(Page and application data records)
━━━━

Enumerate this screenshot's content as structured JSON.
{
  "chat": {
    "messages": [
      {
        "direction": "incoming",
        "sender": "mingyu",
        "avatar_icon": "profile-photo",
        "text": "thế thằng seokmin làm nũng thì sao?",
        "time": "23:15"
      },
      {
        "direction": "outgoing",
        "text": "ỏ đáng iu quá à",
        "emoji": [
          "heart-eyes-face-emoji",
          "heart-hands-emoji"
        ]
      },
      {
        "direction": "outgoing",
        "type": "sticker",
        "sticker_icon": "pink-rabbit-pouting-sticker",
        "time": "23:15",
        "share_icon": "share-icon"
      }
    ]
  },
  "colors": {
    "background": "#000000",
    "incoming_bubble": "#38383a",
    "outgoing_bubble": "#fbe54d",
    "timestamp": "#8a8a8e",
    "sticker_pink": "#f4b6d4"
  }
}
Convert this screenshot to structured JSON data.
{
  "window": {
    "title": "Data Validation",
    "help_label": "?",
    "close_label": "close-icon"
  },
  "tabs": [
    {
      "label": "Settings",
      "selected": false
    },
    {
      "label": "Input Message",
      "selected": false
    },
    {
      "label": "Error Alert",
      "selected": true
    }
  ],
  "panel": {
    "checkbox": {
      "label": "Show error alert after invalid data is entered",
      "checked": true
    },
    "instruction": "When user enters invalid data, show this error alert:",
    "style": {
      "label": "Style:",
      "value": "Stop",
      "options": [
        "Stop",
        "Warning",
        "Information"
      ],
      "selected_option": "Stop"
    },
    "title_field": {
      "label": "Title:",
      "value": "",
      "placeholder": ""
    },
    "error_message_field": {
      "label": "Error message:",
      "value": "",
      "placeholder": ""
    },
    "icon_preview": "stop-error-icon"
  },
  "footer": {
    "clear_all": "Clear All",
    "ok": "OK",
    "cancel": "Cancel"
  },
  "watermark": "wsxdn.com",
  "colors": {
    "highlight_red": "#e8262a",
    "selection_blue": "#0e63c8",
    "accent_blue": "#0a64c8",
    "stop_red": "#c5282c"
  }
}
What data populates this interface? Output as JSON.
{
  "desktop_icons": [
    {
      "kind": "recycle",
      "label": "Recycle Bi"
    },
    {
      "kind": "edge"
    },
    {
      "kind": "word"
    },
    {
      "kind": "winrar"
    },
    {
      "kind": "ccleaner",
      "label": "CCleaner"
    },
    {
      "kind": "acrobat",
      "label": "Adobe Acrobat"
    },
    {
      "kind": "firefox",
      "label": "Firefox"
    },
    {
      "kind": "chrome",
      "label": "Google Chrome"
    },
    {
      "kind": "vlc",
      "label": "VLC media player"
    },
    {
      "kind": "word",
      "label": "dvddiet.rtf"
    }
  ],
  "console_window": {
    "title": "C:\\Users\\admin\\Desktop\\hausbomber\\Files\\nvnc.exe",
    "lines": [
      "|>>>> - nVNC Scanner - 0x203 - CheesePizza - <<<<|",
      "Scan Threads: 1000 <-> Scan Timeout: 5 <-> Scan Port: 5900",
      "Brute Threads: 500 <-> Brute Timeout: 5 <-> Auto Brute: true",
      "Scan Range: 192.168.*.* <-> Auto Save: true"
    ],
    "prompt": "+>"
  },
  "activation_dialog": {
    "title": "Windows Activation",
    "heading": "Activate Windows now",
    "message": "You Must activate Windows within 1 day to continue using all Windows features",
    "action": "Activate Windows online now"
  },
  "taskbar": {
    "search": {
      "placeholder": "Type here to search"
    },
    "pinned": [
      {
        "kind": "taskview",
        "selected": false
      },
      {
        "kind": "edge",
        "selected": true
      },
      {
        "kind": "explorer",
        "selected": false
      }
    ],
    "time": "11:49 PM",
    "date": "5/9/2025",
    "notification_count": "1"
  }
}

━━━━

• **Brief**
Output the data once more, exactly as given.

• **Solution to the exercise**
Enumerate this screenshot's content as structured JSON.
{
  "chat": {
    "messages": [
      {
        "direction": "incoming",
        "sender": "mingyu",
        "avatar_icon": "profile-photo",
        "text": "thế thằng seokmin làm nũng thì sao?",
        "time": "23:15"
      },
      {
        "direction": "outgoing",
        "text": "ỏ đáng iu quá à",
        "emoji": [
          "heart-eyes-face-emoji",
          "heart-hands-emoji"
        ]
      },
      {
        "direction": "outgoing",
        "type": "sticker",
        "sticker_icon": "pink-rabbit-pouting-sticker",
        "time": "23:15",
        "share_icon": "share-icon"
      }
    ]
  },
  "colors": {
    "background": "#000000",
    "incoming_bubble": "#38383a",
    "outgoing_bubble": "#fbe54d",
    "timestamp": "#8a8a8e",
    "sticker_pink": "#f4b6d4"
  }
}
Convert this screenshot to structured JSON data.
{
  "window": {
    "title": "Data Validation",
    "help_label": "?",
    "close_label": "close-icon"
  },
  "tabs": [
    {
      "label": "Settings",
      "selected": false
    },
    {
      "label": "Input Message",
      "selected": false
    },
    {
      "label": "Error Alert",
      "selected": true
    }
  ],
  "panel": {
    "checkbox": {
      "label": "Show error alert after invalid data is entered",
      "checked": true
    },
    "instruction": "When user enters invalid data, show this error alert:",
    "style": {
      "label": "Style:",
      "value": "Stop",
      "options": [
        "Stop",
        "Warning",
        "Information"
      ],
      "selected_option": "Stop"
    },
    "title_field": {
      "label": "Title:",
      "value": "",
      "placeholder": ""
    },
    "error_message_field": {
      "label": "Error message:",
      "value": "",
      "placeholder": ""
    },
    "icon_preview": "stop-error-icon"
  },
  "footer": {
    "clear_all": "Clear All",
    "ok": "OK",
    "cancel": "Cancel"
  },
  "watermark": "wsxdn.com",
  "colors": {
    "highlight_red": "#e8262a",
    "selection_blue": "#0e63c8",
    "accent_blue": "#0a64c8",
    "stop_red": "#c5282c"
  }
}
What data populates this interface? Output as JSON.
{
  "desktop_icons": [
    {
      "kind": "recycle",
      "label": "Recycle Bi"
    },
    {
      "kind": "edge"
    },
    {
      "kind": "word"
    },
    {
      "kind": "winrar"
    },
    {
      "kind": "ccleaner",
      "label": "CCleaner"
    },
    {
      "kind": "acrobat",
      "label": "Adobe Acrobat"
    },
    {
      "kind": "firefox",
      "label": "Firefox"
    },
    {
      "kind": "chrome",
      "label": "Google Chrome"
    },
    {
      "kind": "vlc",
      "label": "VLC media player"
    },
    {
      "kind": "word",
      "label": "dvddiet.rtf"
    }
  ],
  "console_window": {
    "title": "C:\\Users\\admin\\Desktop\\hausbomber\\Files\\nvnc.exe",
    "lines": [
      "|>>>> - nVNC Scanner - 0x203 - CheesePizza - <<<<|",
      "Scan Threads: 1000 <-> Scan Timeout: 5 <-> Scan Port: 5900",
      "Brute Threads: 500 <-> Brute Timeout: 5 <-> Auto Brute: true",
      "Scan Range: 192.168.*.* <-> Auto Save: true"
    ],
    "prompt": "+>"
  },
  "activation_dialog": {
    "title": "Windows Activation",
    "heading": "Activate Windows now",
    "message": "You Must activate Windows within 1 day to continue using all Windows features",
    "action": "Activate Windows online now"
  },
  "taskbar": {
    "search": {
      "placeholder": "Type here to search"
    },
    "pinned": [
      {
        "kind": "taskview",
        "selected": false
      },
      {
        "kind": "edge",
        "selected": true
      },
      {
        "kind": "explorer",
        "selected": false
      }
    ],
    "time": "11:49 PM",
    "date": "5/9/2025",
    "notification_count": "1"
  }
}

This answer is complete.